Incentive measures such as salaries secondary benefits and intangible rewards recognition or sanctions have traditionally been used to motivate employees to increase performance. Thus incentives can be financial which come form of payment or cash transfers some of the financial incentive are direct such as salary person insurance, bonuses, e.t.c. other are indirect such as subsidized meals cloths housing it is importance to make distinction between a proper level of pay and special incentive. Pay to reward performance in the private sector financial incentives are generally associated with better performance perverse impacts can also be observed cash awards are shown to have a higher value where remuneration low conditions in the public sector differ significantly form those in the private sector.
A fundamental problem with the whole development cooperation industry is that so few of the goods and services it provide have a visible price that which tells the user how much money the services requires from the provider, or what the use as to sacrifice to gat it. Even if both sides know all the sums the recipient is very seldom aware of the possible alternative uses of the money. Eliminating perverse incentives is to a large extent a question of introducing more price consciousnesses among user as well as among provides and intermediaries. Many of these fundamental dilemmas have been acknowledged.
1.3 SIGNIFICANCE THE STUDY
The researcher has a strong belief that this research work be of immense contribution to potential researcher and academicians/scholars.
The research work with be of great significant because of the following reasons
i. Provide remedy to the problem of not remunerating workers in work places because the information will enlighten managers on the benefits of giving work incentives.
ii. Serve as guide to students who will like to embark on a topic of this nature.
iii. Provide information mended to an extent to educate the general public.
1.4 OBJECTIVE OF THE STUDY
This research work aims of bringing to limelight hoe monetary incentives can enhance job performance in work place.
The specific objective of the study are stated below.
1. To assess how often workers are given monetary incentives in work place.
ii. To identify factors that encourages monetary incentives from the management of a firm(s) or organization(s).
iii. To ascertain how these incentives given to workers affect the management.
iv. To assess the responses of workers to monetary incentives given to them.
v. To evaluate the rate these incentives given to workers are measured since workers are nor ravels in term of hierarchy.
1.5 RESEARCH HYPOTHESES
Ho: monetary incentives are directory proportion to effort of workers demonstrated at work place.
Ha: monetary incentives are not erectly proportion to effort of workers demonstrated at work place.
Ho: Worker do derive satisfaction from monetary incentives given to them.
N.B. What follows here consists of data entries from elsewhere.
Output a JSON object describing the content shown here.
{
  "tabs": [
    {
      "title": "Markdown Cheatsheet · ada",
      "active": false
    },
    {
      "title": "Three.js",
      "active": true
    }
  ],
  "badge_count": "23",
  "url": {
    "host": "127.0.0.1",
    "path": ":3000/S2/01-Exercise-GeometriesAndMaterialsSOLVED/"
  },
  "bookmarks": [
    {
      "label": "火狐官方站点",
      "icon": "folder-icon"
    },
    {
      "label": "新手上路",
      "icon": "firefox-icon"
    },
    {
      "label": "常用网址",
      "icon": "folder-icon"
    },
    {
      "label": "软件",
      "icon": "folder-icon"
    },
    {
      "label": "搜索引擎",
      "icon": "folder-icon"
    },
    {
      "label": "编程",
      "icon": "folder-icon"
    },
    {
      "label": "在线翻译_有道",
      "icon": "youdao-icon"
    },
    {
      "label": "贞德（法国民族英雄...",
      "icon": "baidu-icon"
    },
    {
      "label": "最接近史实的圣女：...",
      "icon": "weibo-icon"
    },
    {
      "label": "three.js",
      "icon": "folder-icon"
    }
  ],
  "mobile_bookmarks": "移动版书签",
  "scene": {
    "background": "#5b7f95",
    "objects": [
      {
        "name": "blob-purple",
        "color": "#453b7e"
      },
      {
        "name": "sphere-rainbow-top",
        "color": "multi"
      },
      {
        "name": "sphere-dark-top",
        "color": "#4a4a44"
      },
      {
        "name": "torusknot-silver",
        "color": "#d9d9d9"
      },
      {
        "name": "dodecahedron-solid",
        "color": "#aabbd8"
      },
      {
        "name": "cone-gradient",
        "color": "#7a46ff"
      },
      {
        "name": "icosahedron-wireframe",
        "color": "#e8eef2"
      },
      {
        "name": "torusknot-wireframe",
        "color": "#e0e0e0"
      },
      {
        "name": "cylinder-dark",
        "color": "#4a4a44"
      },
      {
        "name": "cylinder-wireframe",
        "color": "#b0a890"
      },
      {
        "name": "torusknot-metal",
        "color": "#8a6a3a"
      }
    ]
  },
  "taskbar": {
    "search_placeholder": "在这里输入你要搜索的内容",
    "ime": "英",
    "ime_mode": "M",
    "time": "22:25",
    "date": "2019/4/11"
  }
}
Ha: Worker do not derive satisfaction from monetary incentives given to them.
Ho: management do run at lost when monetary incentive are given to workers.
Ha: management do not run at lost when monetary incentive are given to workers.
1.6 SCOPE OF THE STUDY
The scope of this study is financial institution inNigeria, precisely first bank plc, Ughelli Branch.
1.7 LIMITATION OF THE STUDY
The study is limited due to challenges that are encountered as the research advances in his work. this short coming are obstacles the reduced the scope and length of the research work. The following are some of the limitation;
i. Sufficient literatures and materials despite volumes of work done on work, one finds it difficult to lay hands on materials that will match and improve ones understanding of the subject matter.
ii. Insufficient finance: The research has to be financial buoyant to extent his work, so money made the work to the limited to this volume.
iii Ease of traveling: The research would have like to broaden the cope of the study but due time factor that is not always sufficient for traveling out of the research immediate environment, hence a limitation.
iv. Non-cooperation of respondents: Some respondents tend to be difficult and tend to hide some sensitive question hence incomplete questionnaires.